At UK Games Expo earlier this month, in a hall brimming with titles of complex strategy and impressive mechanics, I was a little surprised to discover my favourite game of the show was a farm-themed memory game featuring a little toy wolf.
Created by Greek designer Harris Tsagas and published by Brain Games, Farm Rescue is a co-operative memory game with a twist.
Players have to find a match based on what’s rolled on the dice, remembering where the farmyard animals are. If you correctly find a match, you move the farmer along his track, but if you fail, the wolf moves instead. You win by when the farmer catches the wolf, but lose if the wolf makes it around the track and into the farm.
We caught up with Tsagas to learn more about the origins of Farm Rescue – his first published game – and why he feels optimistic about the game design scene in Greece.
Where did the idea for Farm Rescue come from?
Up until 2017, the only games in my collection were Scrabble, Monopoly, UNO, a couple of classic memory games and a copy of Mr. Jack that I had bought from a Greek store in 2009.
One evening my five-year-old daughter discovered UNO somewhere in the house and wanted to play it with me. My three-year-old daughter wanted to join us too, but she was struggling with the numbers and was disappointed. So I decided to replace the numbers with animals and because she was doing really well with memory games, I added a memory element. Furthermore, rolling dice is always funny for children, so I added that.
At first, we were rolling the dice looking for the animals and trying to flip all of them over. Also, as fairy tales were a part of our daily routine, I came up with the idea to include a chasing story into the game. So, the early prototype was ready!
So how did Brain Games get involved and what made them a great fit for Farm Rescue?
After I had designed my early prototype, for the next two to three months we just played the game, and I didn’t think to give it a name as I had never even thought about publishing it.
Well I assumed that all companies have their own design teams, so didn’t need ideas from outside designers. I had no idea how the board game industry works!
Looking for other children’s game recommendations online, I saw a discussion on BoardGameGeek. “What is that site?” I wondered, and then an ocean of information came up! The post I saw was about Brain Games’ Ice Cool, and everyone was so excited about it.
So – in just one day – I had learned that I could actually get someone to publish my own game, and that a company called Brain Games had published a great game called Ice Cool. I then saw they were behind other equally awesome games like Game of Trains and even Mr Jack – a game I already owned.
It might be sounds illogical or karmic but having already owned a Brain Games game and then randomly hearing about the same company nine years later made me think that there was something good about this company!
What I had to do next was to name my game and have it playtested a lot. When it came to playtesting, I enjoyed the feedback of the young playtesters in my daughter’s school – they were authentic and helpful!
Then I contacted Brain Games, as I liked their profile and product line. The response came quickly and when I saw the result of their excellent production of my game, I knew I had made the right choice.
Brain Games believed in Farm Rescue from the first moment and they behave in a very professional way. Communicating and working with them is really great!
I am so excited that my game is released and out there now.
What’s the game design scene like in Greece?

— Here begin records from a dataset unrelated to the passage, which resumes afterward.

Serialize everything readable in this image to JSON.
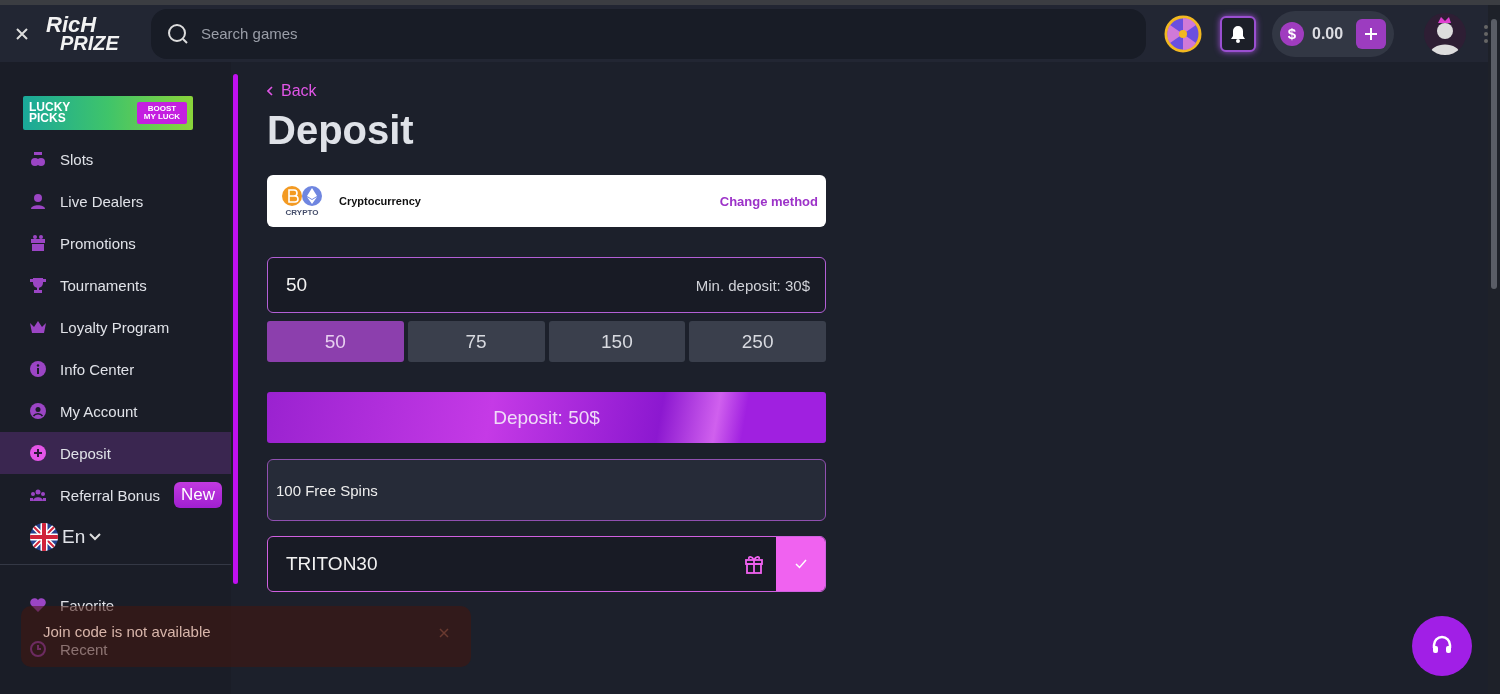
{
  "header": {
    "logo": [
      "RicH",
      "PRIZE"
    ],
    "search": {
      "placeholder": "Search games"
    },
    "currency_symbol": "$",
    "balance": "0.00"
  },
  "sidebar": {
    "banner": {
      "title": "LUCKY PICKS",
      "button": "BOOST MY LUCK"
    },
    "items": [
      {
        "label": "Slots",
        "selected": false
      },
      {
        "label": "Live Dealers",
        "selected": false
      },
      {
        "label": "Promotions",
        "selected": false
      },
      {
        "label": "Tournaments",
        "selected": false
      },
      {
        "label": "Loyalty Program",
        "selected": false
      },
      {
        "label": "Info Center",
        "selected": false
      },
      {
        "label": "My Account",
        "selected": false
      },
      {
        "label": "Deposit",
        "selected": true
      },
      {
        "label": "Referral Bonus",
        "selected": false,
        "badge": "New"
      }
    ],
    "language": "En",
    "secondary_items": [
      {
        "label": "Favorite",
        "selected": false
      },
      {
        "label": "Recent",
        "selected": false
      }
    ]
  },
  "page": {
    "back": "Back",
    "title": "Deposit",
    "method": {
      "logo_caption": "CRYPTO",
      "name": "Cryptocurrency",
      "action": "Change method"
    },
    "amount": {
      "value": "50",
      "hint": "Min. deposit: 30$"
    },
    "presets": [
      {
        "label": "50",
        "selected": true
      },
      {
        "label": "75",
        "selected": false
      },
      {
        "label": "150",
        "selected": false
      },
      {
        "label": "250",
        "selected": false
      }
    ],
    "submit": "Deposit: 50$",
    "bonus": "100 Free Spins",
    "promo_code": {
      "value": "TRITON30"
    }
  },
  "toast": {
    "message": "Join code is not available"
  }
}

Are there many other designers making waves in the board game space?
Board gaming is not such a popular hobby in Greece, and especially in west Greece where I live. Sometimes when I tell somebody that my hobby is playing board games, I sound weird to them, as they are mostly only aware of classic board games. But I don’t blame them – I was the same two years ago!
However, in the last few years the interest in board games has grown considerably, both in Greece and around the world, with more and more people coming into the hobby.

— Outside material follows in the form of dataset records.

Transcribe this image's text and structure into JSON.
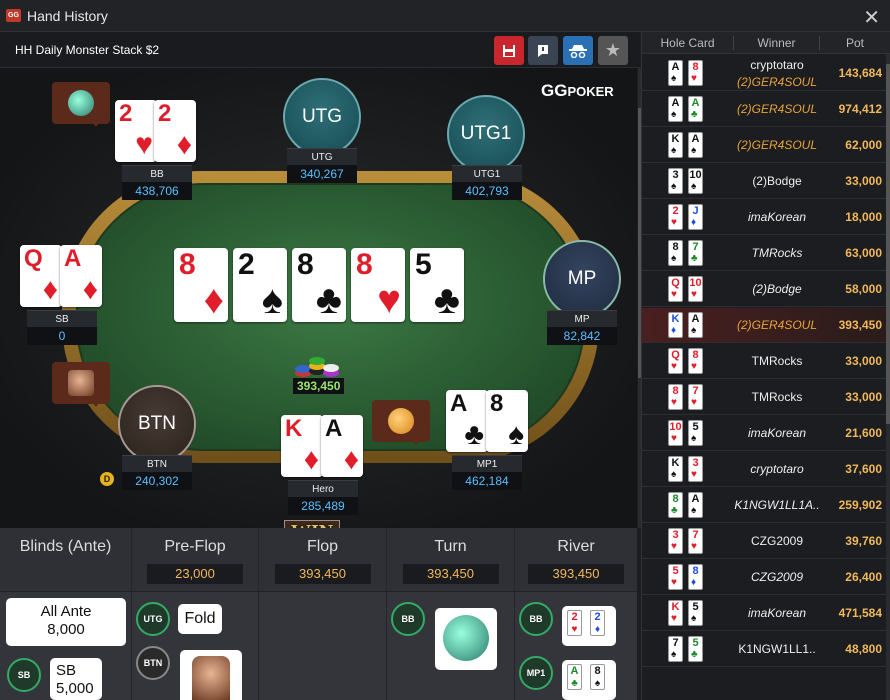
{
  "window": {
    "title": "Hand History",
    "close": "✕",
    "logo": "GG"
  },
  "header": {
    "label": "HH  Daily Monster Stack $2"
  },
  "brand": {
    "logo": "GG",
    "sub": "POKER"
  },
  "seats": {
    "bb": {
      "pos": "BB",
      "stack": "438,706"
    },
    "utg": {
      "pos": "UTG",
      "stack": "340,267",
      "avatar": "UTG"
    },
    "utg1": {
      "pos": "UTG1",
      "stack": "402,793",
      "avatar": "UTG1"
    },
    "sb": {
      "pos": "SB",
      "stack": "0"
    },
    "mp": {
      "pos": "MP",
      "stack": "82,842",
      "avatar": "MP"
    },
    "btn": {
      "pos": "BTN",
      "stack": "240,302",
      "avatar": "BTN"
    },
    "hero": {
      "pos": "Hero",
      "stack": "285,489"
    },
    "mp1": {
      "pos": "MP1",
      "stack": "462,184"
    }
  },
  "cards": {
    "bb": [
      {
        "rank": "2",
        "suit": "♥"
      },
      {
        "rank": "2",
        "suit": "♦"
      }
    ],
    "sb": [
      {
        "rank": "Q",
        "suit": "♦"
      },
      {
        "rank": "A",
        "suit": "♦"
      }
    ],
    "hero": [
      {
        "rank": "K",
        "suit": "♦"
      },
      {
        "rank": "A",
        "suit": "♦"
      }
    ],
    "mp1": [
      {
        "rank": "A",
        "suit": "♣"
      },
      {
        "rank": "8",
        "suit": "♠"
      }
    ],
    "board": [
      {
        "rank": "8",
        "suit": "♦"
      },
      {
        "rank": "2",
        "suit": "♠"
      },
      {
        "rank": "8",
        "suit": "♣"
      },
      {
        "rank": "8",
        "suit": "♥"
      },
      {
        "rank": "5",
        "suit": "♣"
      }
    ]
  },
  "pot": "393,450",
  "dealer": "D",
  "win_label": "WIN",
  "streets": [
    {
      "name": "Blinds (Ante)",
      "value": ""
    },
    {
      "name": "Pre-Flop",
      "value": "23,000"
    },
    {
      "name": "Flop",
      "value": "393,450"
    },
    {
      "name": "Turn",
      "value": "393,450"
    },
    {
      "name": "River",
      "value": "393,450"
    }
  ],
  "actions": {
    "ante": "All Ante\n8,000",
    "sb_badge": "SB",
    "sb_text": "SB\n5,000",
    "utg_badge": "UTG",
    "utg_text": "Fold",
    "btn_badge": "BTN",
    "bb_badge": "BB",
    "river_bb_badge": "BB",
    "river_bb_cards": [
      {
        "rank": "2",
        "suit": "♥"
      },
      {
        "rank": "2",
        "suit": "♦"
      }
    ],
    "river_mp1_badge": "MP1",
    "river_mp1_cards": [
      {
        "rank": "A",
        "suit": "♣"
      },
      {
        "rank": "8",
        "suit": "♠"
      }
    ]
  },
  "history": {
    "headers": [
      "Hole Card",
      "Winner",
      "Pot"
    ],
    "rows": [
      {
        "c1": [
          "A",
          "♠"
        ],
        "c2": [
          "8",
          "♥"
        ],
        "w": "cryptotaro",
        "w2": "(2)GER4SOUL",
        "p": "143,684",
        "style": "two"
      },
      {
        "c1": [
          "A",
          "♠"
        ],
        "c2": [
          "A",
          "♣"
        ],
        "w": "(2)GER4SOUL",
        "p": "974,412",
        "style": "or"
      },
      {
        "c1": [
          "K",
          "♠"
        ],
        "c2": [
          "A",
          "♠"
        ],
        "w": "(2)GER4SOUL",
        "p": "62,000",
        "style": "or"
      },
      {
        "c1": [
          "3",
          "♠"
        ],
        "c2": [
          "10",
          "♠"
        ],
        "w": "(2)Bodge",
        "p": "33,000",
        "style": ""
      },
      {
        "c1": [
          "2",
          "♥"
        ],
        "c2": [
          "J",
          "♦"
        ],
        "w": "imaKorean",
        "p": "18,000",
        "style": "it"
      },
      {
        "c1": [
          "8",
          "♠"
        ],
        "c2": [
          "7",
          "♣"
        ],
        "w": "TMRocks",
        "p": "63,000",
        "style": "it"
      },
      {
        "c1": [
          "Q",
          "♥"
        ],
        "c2": [
          "10",
          "♥"
        ],
        "w": "(2)Bodge",
        "p": "58,000",
        "style": "it"
      },
      {
        "c1": [
          "K",
          "♦"
        ],
        "c2": [
          "A",
          "♠"
        ],
        "w": "(2)GER4SOUL",
        "p": "393,450",
        "style": "or",
        "hl": true
      },
      {
        "c1": [
          "Q",
          "♥"
        ],
        "c2": [
          "8",
          "♥"
        ],
        "w": "TMRocks",
        "p": "33,000",
        "style": ""
      },
      {
        "c1": [
          "8",
          "♥"
        ],
        "c2": [
          "7",
          "♥"
        ],
        "w": "TMRocks",
        "p": "33,000",
        "style": ""
      },
      {
        "c1": [
          "10",
          "♥"
        ],
        "c2": [
          "5",
          "♠"
        ],
        "w": "imaKorean",
        "p": "21,600",
        "style": "it"
      },
      {
        "c1": [
          "K",
          "♠"
        ],
        "c2": [
          "3",
          "♥"
        ],
        "w": "cryptotaro",
        "p": "37,600",
        "style": "it"
      },
      {
        "c1": [
          "8",
          "♣"
        ],
        "c2": [
          "A",
          "♠"
        ],
        "w": "K1NGW1LL1A..",
        "p": "259,902",
        "style": "it"
      },
      {
        "c1": [
          "3",
          "♥"
        ],
        "c2": [
          "7",
          "♥"
        ],
        "w": "CZG2009",
        "p": "39,760",
        "style": ""
      },
      {
        "c1": [
          "5",
          "♥"
        ],
        "c2": [
          "8",
          "♦"
        ],
        "w": "CZG2009",
        "p": "26,400",
        "style": "it"
      },
      {
        "c1": [
          "K",
          "♥"
        ],
        "c2": [
          "5",
          "♠"
        ],
        "w": "imaKorean",
        "p": "471,584",
        "style": "it"
      },
      {
        "c1": [
          "7",
          "♠"
        ],
        "c2": [
          "5",
          "♣"
        ],
        "w": "K1NGW1LL1..",
        "p": "48,800",
        "style": ""
      }
    ]
  },
  "colors": {
    "accent": "#5bc0ff",
    "pot": "#9be36c",
    "amount": "#f0b85a",
    "winner": "#e6a33a"
  }
}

People with many years of experience and knowledge in board game industry have set up their own companies and are producing games by Greek designers, distributing them worldwide. Now lots of Greek designers have designed games that have sold thousands of copies and won many awards.
This couldn’t have happened without the help of playtesters. There are some great game playtesting groups in Greece, and there is also a national board game design contest, which takes place every year. This has welcomed a lot of talented designers whose games have been accepted by the global board game scene.
I believe we are at the beginning of an upward course for the board game design scene in Greece and I am optimistic that the following years will become more and more promising for Greece’s contribution to the worldwide board game industry.
How do you stay creative? Where do you find you get game ideas from?
The spark of my inspiration for Farm Rescue were my children. I wanted to make something for them and something that would give us good times as a family. I couldn’t have made it without the help of my supportive wife.
I always try to make something special for my kids, be it a board game or something totally different like a trip. But because they are my inspiration, my design process often shifts from demanding and time-consuming to creative and funny!
So with your first game on shelves now, what can we look forward from you next?
Currently I am working on two prototypes: one kids game and one family game (as my oldest daughter is now seven).
I have other ideas I would like to work on and I will do so as long as I find some time. But don’t expect a heavy war game from me in the near future – although I believe in the motto “never say never”, other board game categories are my priority at the moment!
Generally, my future plans include whatever satisfies the needs of my family – and that’s anything that ensures we have fun and enjoy ourselves!